* _BRIEF_
Restate the listing below exactly, images excluded.
◇ ◇ ◇
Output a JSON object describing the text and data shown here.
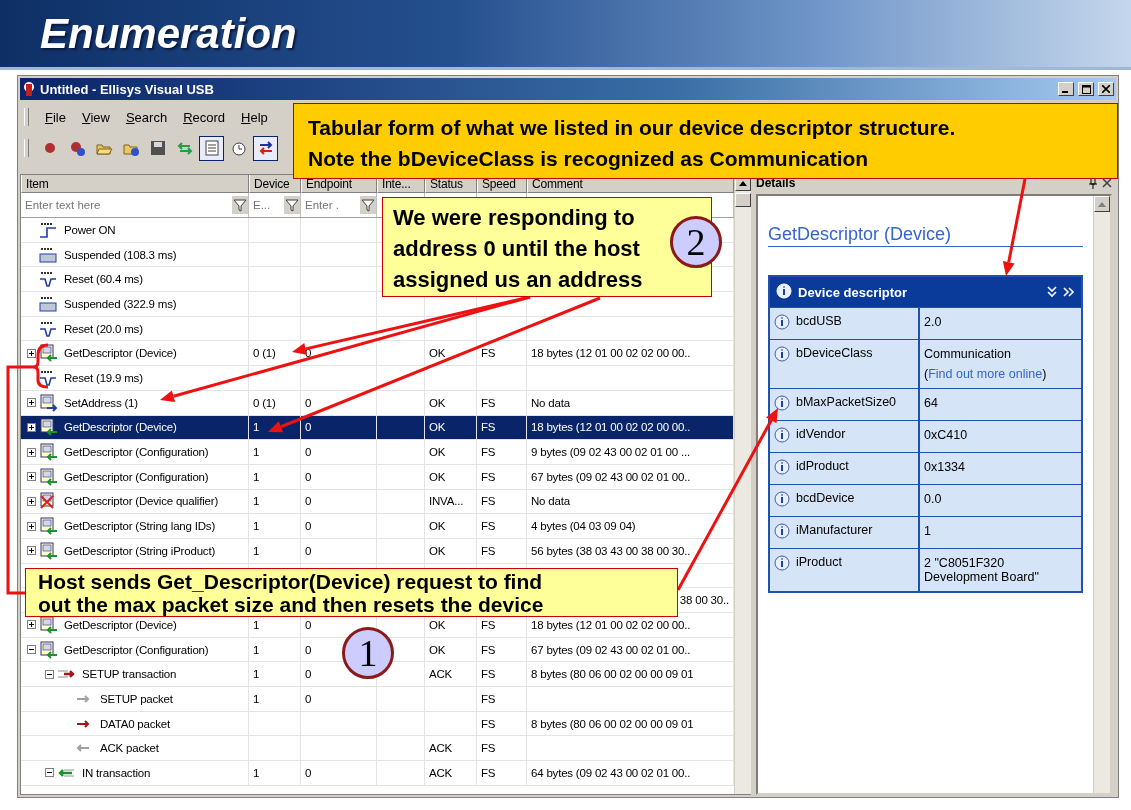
{
  "slide_title": "Enumeration",
  "window": {
    "title": "Untitled - Ellisys Visual USB"
  },
  "menu": [
    "File",
    "View",
    "Search",
    "Record",
    "Help"
  ],
  "toolbar": [
    {
      "kind": "record",
      "on": false
    },
    {
      "kind": "record-add",
      "on": false
    },
    {
      "kind": "open",
      "on": false
    },
    {
      "kind": "open-add",
      "on": false
    },
    {
      "kind": "save",
      "on": false
    },
    {
      "kind": "swap",
      "on": false
    },
    {
      "kind": "details",
      "on": true
    },
    {
      "kind": "clock",
      "on": false
    },
    {
      "kind": "exchange",
      "on": true
    }
  ],
  "table": {
    "columns": [
      "Item",
      "Device",
      "Endpoint",
      "Inte...",
      "Status",
      "Speed",
      "Comment"
    ],
    "filters": [
      {
        "placeholder": "Enter text here"
      },
      {
        "placeholder": "E..."
      },
      {
        "placeholder": "Enter ."
      }
    ],
    "rows": [
      {
        "kind": "power",
        "item": "Power ON",
        "selected": false
      },
      {
        "kind": "idle",
        "item": "Suspended (108.3 ms)",
        "selected": false
      },
      {
        "kind": "reset",
        "item": "Reset (60.4 ms)",
        "selected": false
      },
      {
        "kind": "idle",
        "item": "Suspended (322.9 ms)",
        "selected": false
      },
      {
        "kind": "reset",
        "item": "Reset (20.0 ms)",
        "selected": false
      },
      {
        "kind": "request",
        "item": "GetDescriptor (Device)",
        "device": "0 (1)",
        "endpoint": "0",
        "status": "OK",
        "speed": "FS",
        "comment": "18 bytes (12 01 00 02 02 00 00..",
        "expanded": false,
        "selected": false
      },
      {
        "kind": "reset",
        "item": "Reset (19.9 ms)",
        "selected": false
      },
      {
        "kind": "request-out",
        "item": "SetAddress (1)",
        "device": "0 (1)",
        "endpoint": "0",
        "status": "OK",
        "speed": "FS",
        "comment": "No data",
        "expanded": false,
        "selected": false
      },
      {
        "kind": "request",
        "item": "GetDescriptor (Device)",
        "device": "1",
        "endpoint": "0",
        "status": "OK",
        "speed": "FS",
        "comment": "18 bytes (12 01 00 02 02 00 00..",
        "expanded": false,
        "selected": true
      },
      {
        "kind": "request",
        "item": "GetDescriptor (Configuration)",
        "device": "1",
        "endpoint": "0",
        "status": "OK",
        "speed": "FS",
        "comment": "9 bytes (09 02 43 00 02 01 00 ...",
        "expanded": false,
        "selected": false
      },
      {
        "kind": "request",
        "item": "GetDescriptor (Configuration)",
        "device": "1",
        "endpoint": "0",
        "status": "OK",
        "speed": "FS",
        "comment": "67 bytes (09 02 43 00 02 01 00..",
        "expanded": false,
        "selected": false
      },
      {
        "kind": "request-error",
        "item": "GetDescriptor (Device qualifier)",
        "device": "1",
        "endpoint": "0",
        "status": "INVA...",
        "speed": "FS",
        "comment": "No data",
        "expanded": false,
        "selected": false
      },
      {
        "kind": "request",
        "item": "GetDescriptor (String lang IDs)",
        "device": "1",
        "endpoint": "0",
        "status": "OK",
        "speed": "FS",
        "comment": "4 bytes (04 03 09 04)",
        "expanded": false,
        "selected": false
      },
      {
        "kind": "request",
        "item": "GetDescriptor (String iProduct)",
        "device": "1",
        "endpoint": "0",
        "status": "OK",
        "speed": "FS",
        "comment": "56 bytes (38 03 43 00 38 00 30..",
        "expanded": false,
        "selected": false
      },
      {
        "kind": "covered"
      },
      {
        "kind": "covered",
        "comment": "38 00 30.."
      },
      {
        "kind": "request",
        "item": "GetDescriptor (Device)",
        "device": "1",
        "endpoint": "0",
        "status": "OK",
        "speed": "FS",
        "comment": "18 bytes (12 01 00 02 02 00 00..",
        "expanded": false,
        "selected": false
      },
      {
        "kind": "request",
        "item": "GetDescriptor (Configuration)",
        "device": "1",
        "endpoint": "0",
        "status": "OK",
        "speed": "FS",
        "comment": "67 bytes (09 02 43 00 02 01 00..",
        "expanded": true,
        "selected": false,
        "children": [
          {
            "kind": "setup",
            "item": "SETUP transaction",
            "device": "1",
            "endpoint": "0",
            "status": "ACK",
            "speed": "FS",
            "comment": "8 bytes (80 06 00 02 00 00 09 01",
            "expanded": true,
            "selected": false,
            "children": [
              {
                "kind": "packet-setup",
                "item": "SETUP packet",
                "device": "1",
                "endpoint": "0",
                "speed": "FS",
                "selected": false
              },
              {
                "kind": "packet-data",
                "item": "DATA0 packet",
                "speed": "FS",
                "comment": "8 bytes (80 06 00 02 00 00 09 01",
                "selected": false
              },
              {
                "kind": "packet-ack",
                "item": "ACK packet",
                "status": "ACK",
                "speed": "FS",
                "selected": false
              }
            ]
          },
          {
            "kind": "in",
            "item": "IN transaction",
            "device": "1",
            "endpoint": "0",
            "status": "ACK",
            "speed": "FS",
            "comment": "64 bytes (09 02 43 00 02 01 00..",
            "expanded": true,
            "selected": false
          }
        ]
      }
    ]
  },
  "details": {
    "title": "Details",
    "heading": "GetDescriptor (Device)",
    "descriptor_title": "Device descriptor",
    "fields": [
      {
        "name": "bcdUSB",
        "value": "2.0"
      },
      {
        "name": "bDeviceClass",
        "value": "Communication",
        "more_prefix": "(",
        "more_link": "Find out more online",
        "more_suffix": ")"
      },
      {
        "name": "bMaxPacketSize0",
        "value": "64"
      },
      {
        "name": "idVendor",
        "value": "0xC410"
      },
      {
        "name": "idProduct",
        "value": "0x1334"
      },
      {
        "name": "bcdDevice",
        "value": "0.0"
      },
      {
        "name": "iManufacturer",
        "value": "1"
      },
      {
        "name": "iProduct",
        "value": "2 \"C8051F320 Development Board\""
      }
    ]
  },
  "callouts": [
    {
      "text": "Tabular form of what we listed in our device descriptor structure.\nNote the bDeviceClass is recognized as Communication",
      "color": "#ffcc00"
    },
    {
      "text": "We were responding to\naddress 0 until the host\nassigned us an address",
      "color": "#ffff99"
    },
    {
      "text": "Host sends Get_Descriptor(Device) request to find\nout the max packet size and then resets the device",
      "color": "#ffff99"
    }
  ],
  "markers": [
    {
      "label": "2"
    },
    {
      "label": "1"
    }
  ]
}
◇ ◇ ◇
* _OUTPUT OF THE EXERCISE_
Output a JSON object describing the text and data shown here.
{
  "slide_title": "Enumeration",
  "window": {
    "title": "Untitled - Ellisys Visual USB"
  },
  "menu": [
    "File",
    "View",
    "Search",
    "Record",
    "Help"
  ],
  "toolbar": [
    {
      "kind": "record",
      "on": false
    },
    {
      "kind": "record-add",
      "on": false
    },
    {
      "kind": "open",
      "on": false
    },
    {
      "kind": "open-add",
      "on": false
    },
    {
      "kind": "save",
      "on": false
    },
    {
      "kind": "swap",
      "on": false
    },
    {
      "kind": "details",
      "on": true
    },
    {
      "kind": "clock",
      "on": false
    },
    {
      "kind": "exchange",
      "on": true
    }
  ],
  "table": {
    "columns": [
      "Item",
      "Device",
      "Endpoint",
      "Inte...",
      "Status",
      "Speed",
      "Comment"
    ],
    "filters": [
      {
        "placeholder": "Enter text here"
      },
      {
        "placeholder": "E..."
      },
      {
        "placeholder": "Enter ."
      }
    ],
    "rows": [
      {
        "kind": "power",
        "item": "Power ON",
        "selected": false
      },
      {
        "kind": "idle",
        "item": "Suspended (108.3 ms)",
        "selected": false
      },
      {
        "kind": "reset",
        "item": "Reset (60.4 ms)",
        "selected": false
      },
      {
        "kind": "idle",
        "item": "Suspended (322.9 ms)",
        "selected": false
      },
      {
        "kind": "reset",
        "item": "Reset (20.0 ms)",
        "selected": false
      },
      {
        "kind": "request",
        "item": "GetDescriptor (Device)",
        "device": "0 (1)",
        "endpoint": "0",
        "status": "OK",
        "speed": "FS",
        "comment": "18 bytes (12 01 00 02 02 00 00..",
        "expanded": false,
        "selected": false
      },
      {
        "kind": "reset",
        "item": "Reset (19.9 ms)",
        "selected": false
      },
      {
        "kind": "request-out",
        "item": "SetAddress (1)",
        "device": "0 (1)",
        "endpoint": "0",
        "status": "OK",
        "speed": "FS",
        "comment": "No data",
        "expanded": false,
        "selected": false
      },
      {
        "kind": "request",
        "item": "GetDescriptor (Device)",
        "device": "1",
        "endpoint": "0",
        "status": "OK",
        "speed": "FS",
        "comment": "18 bytes (12 01 00 02 02 00 00..",
        "expanded": false,
        "selected": true
      },
      {
        "kind": "request",
        "item": "GetDescriptor (Configuration)",
        "device": "1",
        "endpoint": "0",
        "status": "OK",
        "speed": "FS",
        "comment": "9 bytes (09 02 43 00 02 01 00 ...",
        "expanded": false,
        "selected": false
      },
      {
        "kind": "request",
        "item": "GetDescriptor (Configuration)",
        "device": "1",
        "endpoint": "0",
        "status": "OK",
        "speed": "FS",
        "comment": "67 bytes (09 02 43 00 02 01 00..",
        "expanded": false,
        "selected": false
      },
      {
        "kind": "request-error",
        "item": "GetDescriptor (Device qualifier)",
        "device": "1",
        "endpoint": "0",
        "status": "INVA...",
        "speed": "FS",
        "comment": "No data",
        "expanded": false,
        "selected": false
      },
      {
        "kind": "request",
        "item": "GetDescriptor (String lang IDs)",
        "device": "1",
        "endpoint": "0",
        "status": "OK",
        "speed": "FS",
        "comment": "4 bytes (04 03 09 04)",
        "expanded": false,
        "selected": false
      },
      {
        "kind": "request",
        "item": "GetDescriptor (String iProduct)",
        "device": "1",
        "endpoint": "0",
        "status": "OK",
        "speed": "FS",
        "comment": "56 bytes (38 03 43 00 38 00 30..",
        "expanded": false,
        "selected": false
      },
      {
        "kind": "covered"
      },
      {
        "kind": "covered",
        "comment": "38 00 30.."
      },
      {
        "kind": "request",
        "item": "GetDescriptor (Device)",
        "device": "1",
        "endpoint": "0",
        "status": "OK",
        "speed": "FS",
        "comment": "18 bytes (12 01 00 02 02 00 00..",
        "expanded": false,
        "selected": false
      },
      {
        "kind": "request",
        "item": "GetDescriptor (Configuration)",
        "device": "1",
        "endpoint": "0",
        "status": "OK",
        "speed": "FS",
        "comment": "67 bytes (09 02 43 00 02 01 00..",
        "expanded": true,
        "selected": false,
        "children": [
          {
            "kind": "setup",
            "item": "SETUP transaction",
            "device": "1",
            "endpoint": "0",
            "status": "ACK",
            "speed": "FS",
            "comment": "8 bytes (80 06 00 02 00 00 09 01",
            "expanded": true,
            "selected": false,
            "children": [
              {
                "kind": "packet-setup",
                "item": "SETUP packet",
                "device": "1",
                "endpoint": "0",
                "speed": "FS",
                "selected": false
              },
              {
                "kind": "packet-data",
                "item": "DATA0 packet",
                "speed": "FS",
                "comment": "8 bytes (80 06 00 02 00 00 09 01",
                "selected": false
              },
              {
                "kind": "packet-ack",
                "item": "ACK packet",
                "status": "ACK",
                "speed": "FS",
                "selected": false
              }
            ]
          },
          {
            "kind": "in",
            "item": "IN transaction",
            "device": "1",
            "endpoint": "0",
            "status": "ACK",
            "speed": "FS",
            "comment": "64 bytes (09 02 43 00 02 01 00..",
            "expanded": true,
            "selected": false
          }
        ]
      }
    ]
  },
  "details": {
    "title": "Details",
    "heading": "GetDescriptor (Device)",
    "descriptor_title": "Device descriptor",
    "fields": [
      {
        "name": "bcdUSB",
        "value": "2.0"
      },
      {
        "name": "bDeviceClass",
        "value": "Communication",
        "more_prefix": "(",
        "more_link": "Find out more online",
        "more_suffix": ")"
      },
      {
        "name": "bMaxPacketSize0",
        "value": "64"
      },
      {
        "name": "idVendor",
        "value": "0xC410"
      },
      {
        "name": "idProduct",
        "value": "0x1334"
      },
      {
        "name": "bcdDevice",
        "value": "0.0"
      },
      {
        "name": "iManufacturer",
        "value": "1"
      },
      {
        "name": "iProduct",
        "value": "2 \"C8051F320 Development Board\""
      }
    ]
  },
  "callouts": [
    {
      "text": "Tabular form of what we listed in our device descriptor structure.\nNote the bDeviceClass is recognized as Communication",
      "color": "#ffcc00"
    },
    {
      "text": "We were responding to\naddress 0 until the host\nassigned us an address",
      "color": "#ffff99"
    },
    {
      "text": "Host sends Get_Descriptor(Device) request to find\nout the max packet size and then resets the device",
      "color": "#ffff99"
    }
  ],
  "markers": [
    {
      "label": "2"
    },
    {
      "label": "1"
    }
  ]
}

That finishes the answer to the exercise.